cases in law and equity,” in this cláuse ? Plainly, cases, at the common law, as contradistinguished from cases in equity, according to the known distinction in the jurisprudence of England, which our ancestors brought with them upon their emigration, and with which all the American States were familiarly acquainted. Here, then, at least, the Constitution of the United States appeals to, and adopts, the common law, to the extent of making it a rule in the pursuit of remedial justice in the courts of the Union. If the remedy must be in law, or in equity, according to the course of proceedings at the common law, in cases arising under the Constitution, laws, and treaties of the United States, it would seem irresistibly to follow, that the principles of decision, by which these remedies must be administered, must be derived from the same source. Hitherto, such has been the uniform interpretation and mode of administering justice, in civil suits, in the courts of the United States, in this class of cases.
§ 316. Another inquiry may be, what constitutes a case, within the meaning of this clause. It is clear, that the Judicial department is authorized to exercise jurisdiction to the full extent of the Constitution, laws, and treaties, of the United States, whenever any question respecting them shall assume such a form, that the judicial power is capable of acting upon it. When it has assumed such a form, it then becomes a case ; and then, and not
till then, the judicial power attaches to it. A case, then, in the sense of this clause of the Constitution, arises, when some subject, touching the Constitution, laws, or treaties, of the United States, is submitted to the court by a parly, who asserts his rights in the form prescribed by law. In other words, a case is a suit in law or equity, instituted according to the regular course of judicial proceedings; and, when it involves any question arising under the Constitution, laws, or treaties, of the United States, it is within the judicial power confided to the Union.
$317. Cases arising under the Constitution, as contradistinguished from those, arising under the laws of the United States, are such as arise from the powers conferred, or privileges granted, or rights claimed, or protection secured, or prohibitions contained, in the Constitution itself, independent of any particular statute enactment.
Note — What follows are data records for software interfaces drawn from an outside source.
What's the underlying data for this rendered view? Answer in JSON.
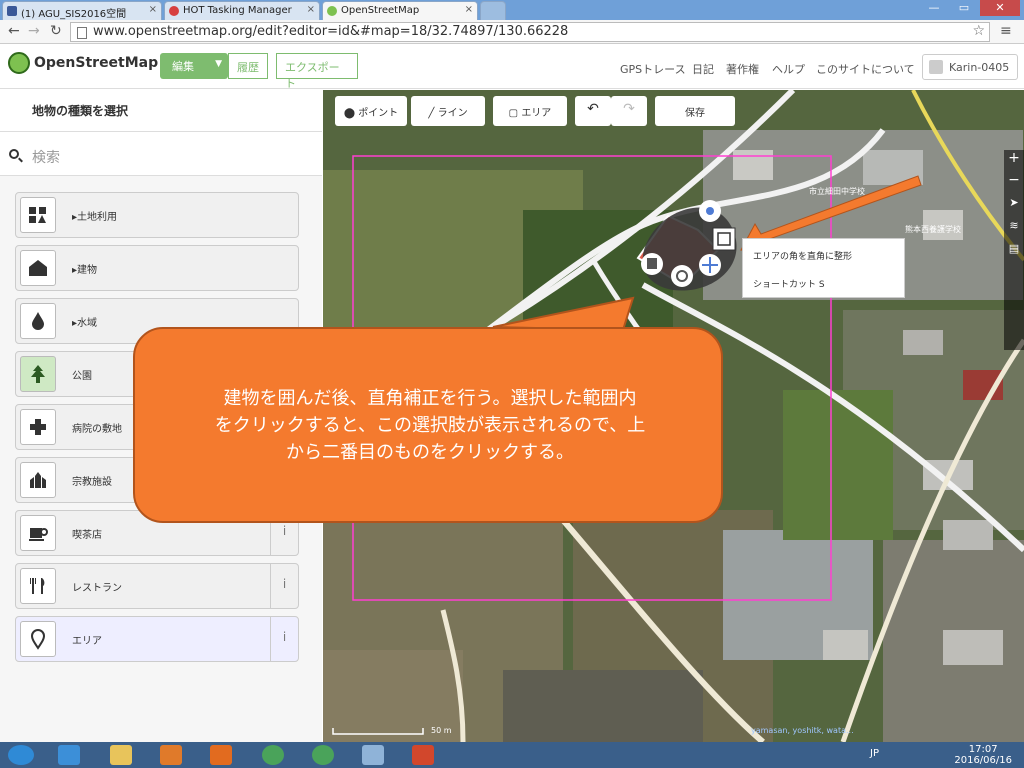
{
  "browser": {
    "tabs": [
      {
        "label": "(1) AGU_SIS2016空間"
      },
      {
        "label": "HOT Tasking Manager"
      },
      {
        "label": "OpenStreetMap"
      }
    ],
    "url": "www.openstreetmap.org/edit?editor=id&#map=18/32.74897/130.66228"
  },
  "header": {
    "logo": "OpenStreetMap",
    "edit_label": "編集",
    "history_label": "履歴",
    "export_label": "エクスポート",
    "links": [
      "GPSトレース",
      "日記",
      "著作権",
      "ヘルプ",
      "このサイトについて"
    ],
    "user": "Karin-0405"
  },
  "sidebar": {
    "title": "地物の種類を選択",
    "search_placeholder": "検索",
    "presets": [
      {
        "label": "▸土地利用",
        "icon": "landuse-icon"
      },
      {
        "label": "▸建物",
        "icon": "building-icon"
      },
      {
        "label": "▸水域",
        "icon": "water-icon"
      },
      {
        "label": "公園",
        "icon": "park-icon"
      },
      {
        "label": "病院の敷地",
        "icon": "hospital-icon"
      },
      {
        "label": "宗教施設",
        "icon": "religious-icon"
      },
      {
        "label": "喫茶店",
        "icon": "cafe-icon"
      },
      {
        "label": "レストラン",
        "icon": "restaurant-icon"
      },
      {
        "label": "エリア",
        "icon": "area-icon"
      }
    ],
    "info_glyph": "i"
  },
  "toolbar": {
    "point": "ポイント",
    "line": "ライン",
    "area": "エリア",
    "save": "保存"
  },
  "map": {
    "tooltip_line1": "エリアの角を直角に整形",
    "tooltip_line2": "ショートカット S",
    "label_a": "市立細田中学校",
    "label_b": "熊本西養護学校",
    "scale": "50 m",
    "attribution": "yamasan, yoshitk, wata..."
  },
  "callout": {
    "lines": [
      "建物を囲んだ後、直角補正を行う。選択した範囲内",
      "をクリックすると、この選択肢が表示されるので、上",
      "から二番目のものをクリックする。"
    ]
  },
  "taskbar": {
    "lang": "JP",
    "time": "17:07",
    "date": "2016/06/16"
  },
  "colors": {
    "osm_green": "#7ebc6f",
    "callout_orange": "#f47a2e"
  }
}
Many cases of this sort may easily be enumerated. Thus,
if a citizen of one State should be denied the privileges of a citizen in another State ; if a State should coin money, or make paper money a tender ; if a person, tried for a crime against the United States, should be denied a trial by jury, or a trial in the State, where the crime is charged to be committed ; if a person, held to labor, or service, in one State, under the laws thereof, should escape into another, and there should be a refusal to deliver him
ur to the party, to whom such service or labor may be due, in these, and many other cases, the question, to be judicially decided, would be a case arising under the Constitution. On the other hand, cases arising under the laws of the United States, are such as grow out of the legislation of Congress, within the scope of their constituticaal autho rity, whether they constitute the right, or privilege, or claim, or protection, or defence, of the party, in whole or in part, by whom they are asserted.
The same reasoning applies to cases arising under trváties. Indeed, wherever, in a judicial proceeding, any question arises, touching the validity of a treaty, or statute, or a ithority, exercised under the United States, or touching the construction of any clause of the Constution, or any statute, or treaty, of the United States ; or touching the validity